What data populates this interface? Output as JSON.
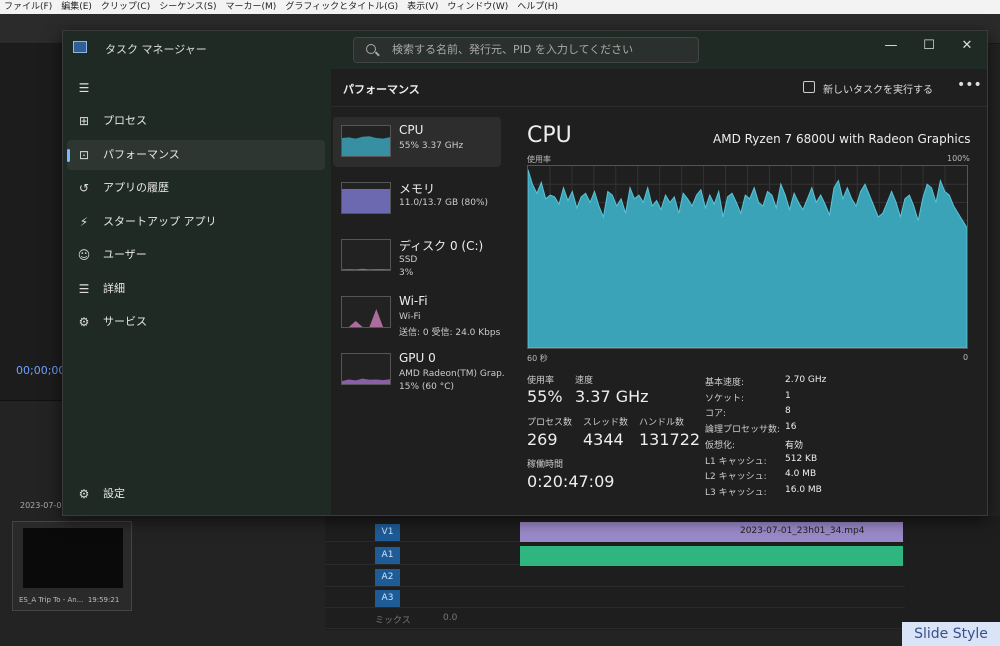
{
  "premiere": {
    "menu": [
      "ファイル(F)",
      "編集(E)",
      "クリップ(C)",
      "シーケンス(S)",
      "マーカー(M)",
      "グラフィックとタイトル(G)",
      "表示(V)",
      "ウィンドウ(W)",
      "ヘルプ(H)"
    ],
    "timecode": "00;00;00",
    "thumb_name": "ES_A Trip To - An...",
    "thumb_duration": "19:59:21",
    "thumb_date": "2023-07-0",
    "clip_name": "2023-07-01_23h01_34.mp4",
    "tracks": [
      "V1",
      "A1",
      "A2",
      "A3"
    ],
    "mix_label": "ミックス",
    "mix_value": "0.0",
    "watermark": "Slide Style"
  },
  "taskmanager": {
    "title": "タスク マネージャー",
    "search_placeholder": "検索する名前、発行元、PID を入力してください",
    "nav": [
      {
        "label": "プロセス",
        "icon": "processes-icon",
        "glyph": "⊞"
      },
      {
        "label": "パフォーマンス",
        "icon": "performance-icon",
        "glyph": "⊡"
      },
      {
        "label": "アプリの履歴",
        "icon": "app-history-icon",
        "glyph": "↺"
      },
      {
        "label": "スタートアップ アプリ",
        "icon": "startup-icon",
        "glyph": "⚡"
      },
      {
        "label": "ユーザー",
        "icon": "users-icon",
        "glyph": "☺"
      },
      {
        "label": "詳細",
        "icon": "details-icon",
        "glyph": "☰"
      },
      {
        "label": "サービス",
        "icon": "services-icon",
        "glyph": "⚙"
      }
    ],
    "settings_label": "設定",
    "section_title": "パフォーマンス",
    "new_task_label": "新しいタスクを実行する",
    "devices": [
      {
        "name": "CPU",
        "sub1": "55% 3.37 GHz",
        "sub2": "",
        "color": "#3aa3b8"
      },
      {
        "name": "メモリ",
        "sub1": "11.0/13.7 GB (80%)",
        "sub2": "",
        "color": "#7a76c9"
      },
      {
        "name": "ディスク 0 (C:)",
        "sub1": "SSD",
        "sub2": "3%",
        "color": "#4aa88a"
      },
      {
        "name": "Wi-Fi",
        "sub1": "Wi-Fi",
        "sub2": "送信: 0 受信: 24.0 Kbps",
        "color": "#c37bb2"
      },
      {
        "name": "GPU 0",
        "sub1": "AMD Radeon(TM) Grap.",
        "sub2": "15% (60 °C)",
        "color": "#9b6ac0"
      }
    ],
    "cpu": {
      "title": "CPU",
      "model": "AMD Ryzen 7 6800U with Radeon Graphics",
      "usage_label": "使用率",
      "max_label": "100%",
      "time_label": "60 秒",
      "zero_label": "0",
      "graph_color": "#3aa3b8",
      "stats": {
        "usage_lbl": "使用率",
        "usage": "55%",
        "speed_lbl": "速度",
        "speed": "3.37 GHz",
        "proc_lbl": "プロセス数",
        "proc": "269",
        "thread_lbl": "スレッド数",
        "thread": "4344",
        "handle_lbl": "ハンドル数",
        "handle": "131722",
        "uptime_lbl": "稼働時間",
        "uptime": "0:20:47:09"
      },
      "right": [
        {
          "label": "基本速度:",
          "value": "2.70 GHz"
        },
        {
          "label": "ソケット:",
          "value": "1"
        },
        {
          "label": "コア:",
          "value": "8"
        },
        {
          "label": "論理プロセッサ数:",
          "value": "16"
        },
        {
          "label": "仮想化:",
          "value": "有効"
        },
        {
          "label": "L1 キャッシュ:",
          "value": "512 KB"
        },
        {
          "label": "L2 キャッシュ:",
          "value": "4.0 MB"
        },
        {
          "label": "L3 キャッシュ:",
          "value": "16.0 MB"
        }
      ]
    }
  },
  "chart_data": {
    "type": "area",
    "values": [
      98,
      90,
      85,
      91,
      82,
      84,
      83,
      79,
      88,
      81,
      86,
      77,
      83,
      85,
      80,
      86,
      78,
      72,
      86,
      84,
      78,
      82,
      74,
      88,
      82,
      84,
      80,
      88,
      78,
      81,
      76,
      84,
      80,
      83,
      74,
      85,
      82,
      78,
      84,
      87,
      77,
      84,
      79,
      86,
      72,
      83,
      85,
      80,
      74,
      84,
      82,
      88,
      80,
      78,
      86,
      84,
      77,
      90,
      84,
      76,
      85,
      80,
      76,
      82,
      88,
      80,
      84,
      79,
      73,
      88,
      92,
      82,
      88,
      82,
      78,
      86,
      90,
      84,
      78,
      72,
      74,
      80,
      86,
      80,
      72,
      82,
      84,
      78,
      70,
      82,
      90,
      88,
      80,
      92,
      86,
      84,
      78,
      74,
      70,
      66
    ],
    "ylim": [
      0,
      100
    ]
  }
}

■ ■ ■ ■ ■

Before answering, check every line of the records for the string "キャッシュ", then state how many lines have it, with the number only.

3